For example, Chapter 4 offers several instructional examples provided in the form of “task frames.” They somewhat resemble units of study one might develop via Understanding by Design by Grant Wiggins & Jay McTighe. What makes these examples special is they were created by actual teachers that the authors have worked with as consultants.
In fact, one of the task frames was created by co-author Allison Zmuda herself, outlining her son’s plan for developing a cookbook for young people with diabetes. I appreciated the personalization offered in the figures – something I might have missed had I not taken my time while reading this resource.
The Complexity of Teaching (and Reading)
I could see another reader complaining about the book’s organization. However, my guess is that the reader didn’t take the right approach to reading this resource. Bite-sized chunks followed up with reflection seemed to work the best for me. If one reads this in a linear fashion, they may not gain the deep understanding that is available here.
Learning Personalized is an educational resource that does not shy away from wading into the messiness that is true learning. The complexity is exemplified in the book’s organization as well as in the topic itself. This text does run the risk of collapsing under its own weight with regard to the myriad of content formats shared and how they are presented. Even so, what is offered is too important to not be explored deeply in order to create learning experiences that appeal to all types of students in our schools.

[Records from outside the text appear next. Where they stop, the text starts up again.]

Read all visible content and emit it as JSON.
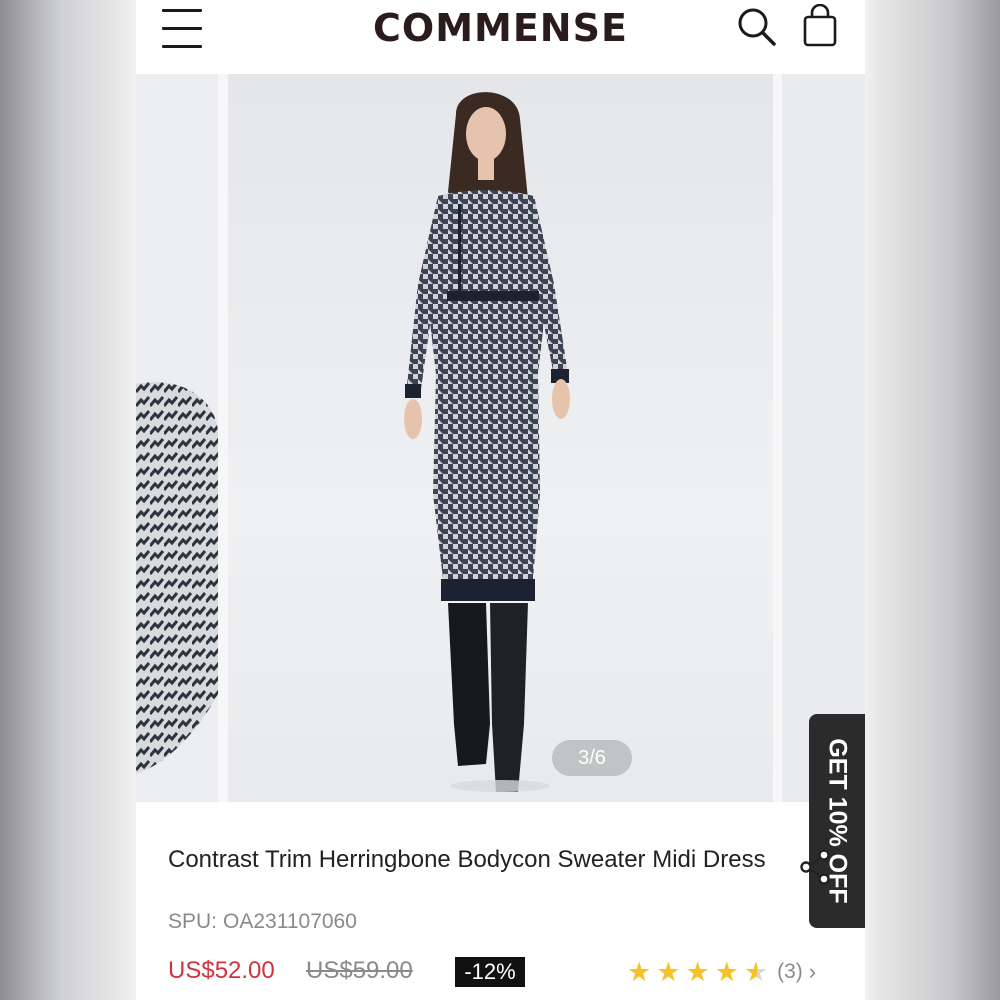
{
  "header": {
    "logo": "COMMENSE",
    "icons": [
      "menu-icon",
      "search-icon",
      "cart-icon"
    ]
  },
  "gallery": {
    "counter": "3/6",
    "current_index": 3,
    "total_images": 6
  },
  "promo": {
    "label": "GET 10% OFF"
  },
  "product": {
    "title": "Contrast Trim Herringbone Bodycon Sweater Midi Dress",
    "spu_label": "SPU:",
    "spu_value": "OA231107060",
    "price": "US$52.00",
    "original_price": "US$59.00",
    "discount": "-12%",
    "rating": 4.5,
    "reviews": "(3)"
  },
  "colors": {
    "price": "#d0343a",
    "star": "#f4c22b",
    "promo_bg": "#2b2b2b",
    "discount_bg": "#111111"
  }
}
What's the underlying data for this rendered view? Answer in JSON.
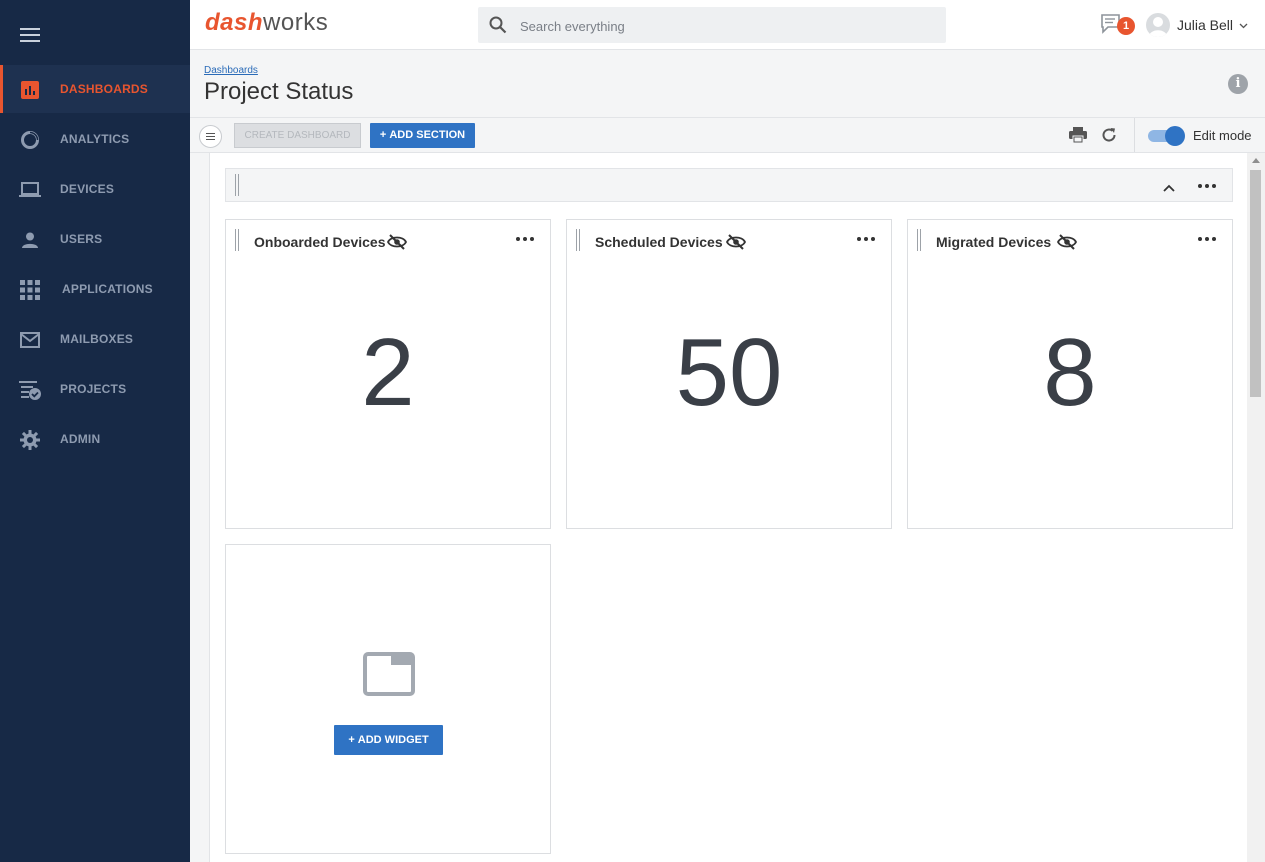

Matt Renwick is a 16-year public educator who began as a 5th and 6th grade teacher in a rural school outside of Wisconsin Rapids, WI. After seven years of teaching, he served as a junior high dean of students, assistant principal and athletic director before becoming an elementary school leader in Wisconsin Rapids. Matt blogs at Reading by Example, tweets @ReadByExample and writes for EdTech magazine and other publications. His first book, Digital Student Portfolios, is available at Amazon. His recent book, 5 Myths about Classroom Technology, is available from ASCD/Arias.